Wireless on 5GHz isn’t new, so you may be wondering why DFS is suddenly becoming an issue. The new challenge stems from one of the mechanisms that enables 802.11ac’s faster speeds: its broader channel widths. Earlier Wi-Fi standards used 20 MHz- and 40 MHz-wide channels. 802.11ac allows 40 MHz-wide channels, and its real speed emerges when using 80 MHz-wide channels. The 11ac specification also outlines 160 MHz-wide channels, but at this point it’s a theoretical implementation and not on the roadmap for most vendors.
Additionally, unlike its 802.11n cousin, 802.11ac operates exclusively in the 5GHz spectrum. While 11n had the full spectrum of 2.4GHz and 5GHz channels at its disposal, 11ac is limited to 5GHz, and only 36% of the 5GHz channels are free and clear of DFS and radar.
If any part of a channel touches a defined DFS frequency, then that channel is off-limits if a radar is detected, or if DFS channels are not in use. Wider channels mean more opportunity to overlap a DFS frequency. This is why the 802.11ac standard with 80 MHz wide channels has more complications with DFS than previous standards with 20-40 MHz wide channels.
[Read about CSMA/CA and RTS/CTS techniques that let wireless devices share common airspace without disrupting traffic in "Wireless for Beginners Part 2: Avoiding Collisions."]
After reviewing the complications involved in deploying Wi-Fi on DFS-enabled channels, it’s no surprise that most wireless vendors recommend users avoid DFS channels when deploying 5GHz wireless. DFS channels must certainly be avoided for applications and client types that are sensitive to AP re-associations, since changing channels for radar avoidance will drop clients at the time of the avoidance and again during the re-assignment to the original channel. Aside from VoIP applications, wireless-enabled medical equipment and similarly sensitive devices would not tolerate the channel hopping that may accompany deployments on DFS channels.
However, if you follow the very reasonable advice of most wireless vendors and nix the DFS-enabled Wi-Fi channels, a new and equally cumbersome problem emerges. Without the DFS channels, 802.11ac has an extremely limited number of channels to use. This presents a problem when we try to stagger non-overlapping channels in an enterprise environment.
It’s especially a nuisance in areas with high-density requirements, where many APs are in close physical proximity with a lower-power setting and staggered, non-overlapping channels. Some have even remarked that this channel limitation on 5GHz with 11ac puts us back in the same boat we sailed with 2.4GHz and its paltry three non-overlapping channels.
Avoiding DFS channels and sticking to the smaller channel sizes (as recommended by most vendors) isn’t a terrible solution for the immediate future, but it’s something we need to put some thought behind and decide how, as enterprises, we’re going to cope with limited channels and limited bandwidth.
Although use of 160 MHz channels is far down the road, most organizations will want to deploy their 802.11ac with 80 MHz channels, and that gives us only two channels if we exclude DFS bandwidths.
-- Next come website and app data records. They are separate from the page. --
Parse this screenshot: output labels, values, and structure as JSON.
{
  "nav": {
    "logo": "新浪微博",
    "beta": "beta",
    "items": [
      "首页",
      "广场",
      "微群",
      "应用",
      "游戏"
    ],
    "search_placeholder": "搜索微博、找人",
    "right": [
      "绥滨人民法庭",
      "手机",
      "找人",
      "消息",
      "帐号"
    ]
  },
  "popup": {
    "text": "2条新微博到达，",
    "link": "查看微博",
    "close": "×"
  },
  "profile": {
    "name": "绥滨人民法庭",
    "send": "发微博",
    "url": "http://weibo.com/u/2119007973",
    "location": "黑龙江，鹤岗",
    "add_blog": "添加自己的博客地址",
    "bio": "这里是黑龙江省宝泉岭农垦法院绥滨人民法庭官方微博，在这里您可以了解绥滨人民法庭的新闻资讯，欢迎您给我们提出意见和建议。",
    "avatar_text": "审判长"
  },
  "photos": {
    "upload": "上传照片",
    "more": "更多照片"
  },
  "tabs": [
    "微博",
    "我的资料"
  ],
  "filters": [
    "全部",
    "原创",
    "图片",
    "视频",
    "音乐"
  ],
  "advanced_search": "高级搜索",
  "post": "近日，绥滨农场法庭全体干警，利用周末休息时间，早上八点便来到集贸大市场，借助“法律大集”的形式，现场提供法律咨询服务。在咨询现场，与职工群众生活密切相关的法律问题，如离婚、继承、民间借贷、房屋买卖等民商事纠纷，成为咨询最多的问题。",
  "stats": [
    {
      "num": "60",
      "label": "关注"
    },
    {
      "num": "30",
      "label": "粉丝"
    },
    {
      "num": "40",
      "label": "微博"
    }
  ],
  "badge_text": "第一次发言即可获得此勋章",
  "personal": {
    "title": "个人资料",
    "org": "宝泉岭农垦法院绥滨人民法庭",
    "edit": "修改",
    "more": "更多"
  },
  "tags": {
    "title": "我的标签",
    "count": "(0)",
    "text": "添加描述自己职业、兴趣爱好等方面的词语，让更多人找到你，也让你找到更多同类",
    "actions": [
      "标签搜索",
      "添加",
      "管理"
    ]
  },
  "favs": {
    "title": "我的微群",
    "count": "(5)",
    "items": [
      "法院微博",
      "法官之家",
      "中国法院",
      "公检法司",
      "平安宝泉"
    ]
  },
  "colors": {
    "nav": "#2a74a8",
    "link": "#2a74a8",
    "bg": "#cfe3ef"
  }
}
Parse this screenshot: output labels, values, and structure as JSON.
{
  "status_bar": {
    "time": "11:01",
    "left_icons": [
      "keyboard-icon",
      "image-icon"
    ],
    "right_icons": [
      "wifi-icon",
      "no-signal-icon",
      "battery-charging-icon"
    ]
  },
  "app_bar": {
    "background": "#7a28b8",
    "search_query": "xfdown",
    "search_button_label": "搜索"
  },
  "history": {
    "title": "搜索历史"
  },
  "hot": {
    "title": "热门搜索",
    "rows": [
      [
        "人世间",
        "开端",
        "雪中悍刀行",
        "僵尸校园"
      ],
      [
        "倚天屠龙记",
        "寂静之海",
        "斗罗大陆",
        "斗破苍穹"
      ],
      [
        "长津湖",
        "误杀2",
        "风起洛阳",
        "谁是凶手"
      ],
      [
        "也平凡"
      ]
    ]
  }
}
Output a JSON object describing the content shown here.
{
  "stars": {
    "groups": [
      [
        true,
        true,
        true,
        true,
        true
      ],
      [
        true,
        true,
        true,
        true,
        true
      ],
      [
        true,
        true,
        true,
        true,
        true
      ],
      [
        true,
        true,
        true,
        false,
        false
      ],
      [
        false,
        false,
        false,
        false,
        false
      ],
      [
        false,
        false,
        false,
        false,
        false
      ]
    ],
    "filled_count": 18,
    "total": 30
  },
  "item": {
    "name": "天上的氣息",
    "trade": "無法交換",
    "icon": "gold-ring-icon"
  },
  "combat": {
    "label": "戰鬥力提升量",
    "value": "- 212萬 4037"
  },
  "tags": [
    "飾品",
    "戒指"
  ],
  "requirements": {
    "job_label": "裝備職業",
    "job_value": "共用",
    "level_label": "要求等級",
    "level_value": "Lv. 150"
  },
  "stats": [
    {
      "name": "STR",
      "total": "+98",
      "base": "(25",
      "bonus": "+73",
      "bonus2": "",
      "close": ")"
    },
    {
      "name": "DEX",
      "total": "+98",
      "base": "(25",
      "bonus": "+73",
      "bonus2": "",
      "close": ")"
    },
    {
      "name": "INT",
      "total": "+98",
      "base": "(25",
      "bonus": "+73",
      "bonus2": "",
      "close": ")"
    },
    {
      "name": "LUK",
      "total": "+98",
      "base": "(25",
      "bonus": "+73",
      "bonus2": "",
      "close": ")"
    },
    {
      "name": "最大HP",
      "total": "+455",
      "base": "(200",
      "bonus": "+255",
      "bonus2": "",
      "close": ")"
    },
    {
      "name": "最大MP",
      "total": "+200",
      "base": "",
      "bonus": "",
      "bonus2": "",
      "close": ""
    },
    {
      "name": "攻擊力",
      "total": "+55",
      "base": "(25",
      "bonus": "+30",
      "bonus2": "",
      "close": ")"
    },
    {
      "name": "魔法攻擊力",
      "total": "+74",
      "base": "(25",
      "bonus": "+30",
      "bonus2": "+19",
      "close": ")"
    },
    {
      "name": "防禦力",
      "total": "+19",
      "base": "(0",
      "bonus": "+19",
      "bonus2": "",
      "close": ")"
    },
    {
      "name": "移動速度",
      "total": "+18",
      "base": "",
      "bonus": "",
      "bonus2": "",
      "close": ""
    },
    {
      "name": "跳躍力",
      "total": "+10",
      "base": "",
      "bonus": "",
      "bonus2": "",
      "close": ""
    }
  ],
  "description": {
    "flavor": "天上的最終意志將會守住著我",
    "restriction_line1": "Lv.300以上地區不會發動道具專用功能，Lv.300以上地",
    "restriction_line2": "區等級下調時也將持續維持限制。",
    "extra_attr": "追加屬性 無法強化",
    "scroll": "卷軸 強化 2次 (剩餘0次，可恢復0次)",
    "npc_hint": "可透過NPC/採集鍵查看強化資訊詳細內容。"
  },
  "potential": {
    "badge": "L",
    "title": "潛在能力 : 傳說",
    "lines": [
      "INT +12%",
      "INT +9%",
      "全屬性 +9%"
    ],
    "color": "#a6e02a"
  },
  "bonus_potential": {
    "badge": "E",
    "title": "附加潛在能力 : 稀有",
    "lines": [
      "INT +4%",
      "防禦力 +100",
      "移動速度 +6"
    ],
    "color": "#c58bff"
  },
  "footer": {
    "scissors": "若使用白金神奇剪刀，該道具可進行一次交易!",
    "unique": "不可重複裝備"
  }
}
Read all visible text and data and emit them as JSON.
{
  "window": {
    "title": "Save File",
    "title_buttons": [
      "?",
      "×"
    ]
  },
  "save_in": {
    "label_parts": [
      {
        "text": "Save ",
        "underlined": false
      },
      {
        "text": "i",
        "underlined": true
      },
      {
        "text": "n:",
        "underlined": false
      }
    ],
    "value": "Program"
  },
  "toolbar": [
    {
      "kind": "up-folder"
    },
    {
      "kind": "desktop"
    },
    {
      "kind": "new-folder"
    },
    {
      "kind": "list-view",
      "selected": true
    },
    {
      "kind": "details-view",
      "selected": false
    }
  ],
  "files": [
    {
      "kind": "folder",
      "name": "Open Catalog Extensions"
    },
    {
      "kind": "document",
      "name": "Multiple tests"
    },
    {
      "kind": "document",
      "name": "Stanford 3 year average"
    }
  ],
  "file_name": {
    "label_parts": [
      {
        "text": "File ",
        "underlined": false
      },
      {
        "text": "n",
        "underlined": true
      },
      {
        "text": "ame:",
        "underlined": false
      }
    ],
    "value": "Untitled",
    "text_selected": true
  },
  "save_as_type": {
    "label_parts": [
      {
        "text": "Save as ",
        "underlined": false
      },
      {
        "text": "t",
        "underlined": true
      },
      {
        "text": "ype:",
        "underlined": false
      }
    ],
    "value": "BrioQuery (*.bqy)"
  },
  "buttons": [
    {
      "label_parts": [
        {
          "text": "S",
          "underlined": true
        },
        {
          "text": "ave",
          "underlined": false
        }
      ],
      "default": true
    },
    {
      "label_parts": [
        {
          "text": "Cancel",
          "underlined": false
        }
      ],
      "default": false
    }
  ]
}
Working with only two non-overlapping channels will present a huge challenge in enterprise environments, and it will be impossible for any areas that need to support a high density of devices.
Organizations using the lesser-known single-channel wireless architecture (SCA) systems are uniquely equipped to handle this channel deficiency presented by DFS. SCA vendors like Meru Networks expect 802.11ac to be a driver for greater adoption of single-channel architectures, and I’m inclined to agree. Deploying on a single channel may sound impossible (I argued this the first time I heard a crazy tale of a one-channel Wi-Fi), but the technology uses 802.11 standards and offers the same services as multiple-channel architectures (MCA) with some additional features.
Even if the FCC opens up more spectrum in the 5GHz space, I expect it will fall under the same restrictions as the current DFS channels. If more DFS space is the industry’s solution to channel limitations and crowding in 5GHz, then we better start thinking of better ways to use DFS channels.
Maybe vendors will come up with a graceful way to move clients without dis-associations, maybe the new enhanced RTS/CTS mechanism in 11ac will offer partial-channel use, or maybe we’ll see more single-channel architectures being deployed. Only time will tell.
Note to readers: I am investigating whether the enhanced RTS/CTS (Request To Send/Clear To Send) mechanisms in 802.11ac will offer a means to split channels into smaller transmit bandwidths as a means for DFS avoidance, instead of eliminating the channel completely. If you have information or thoughts on this, I encourage you to share them in the comment space below.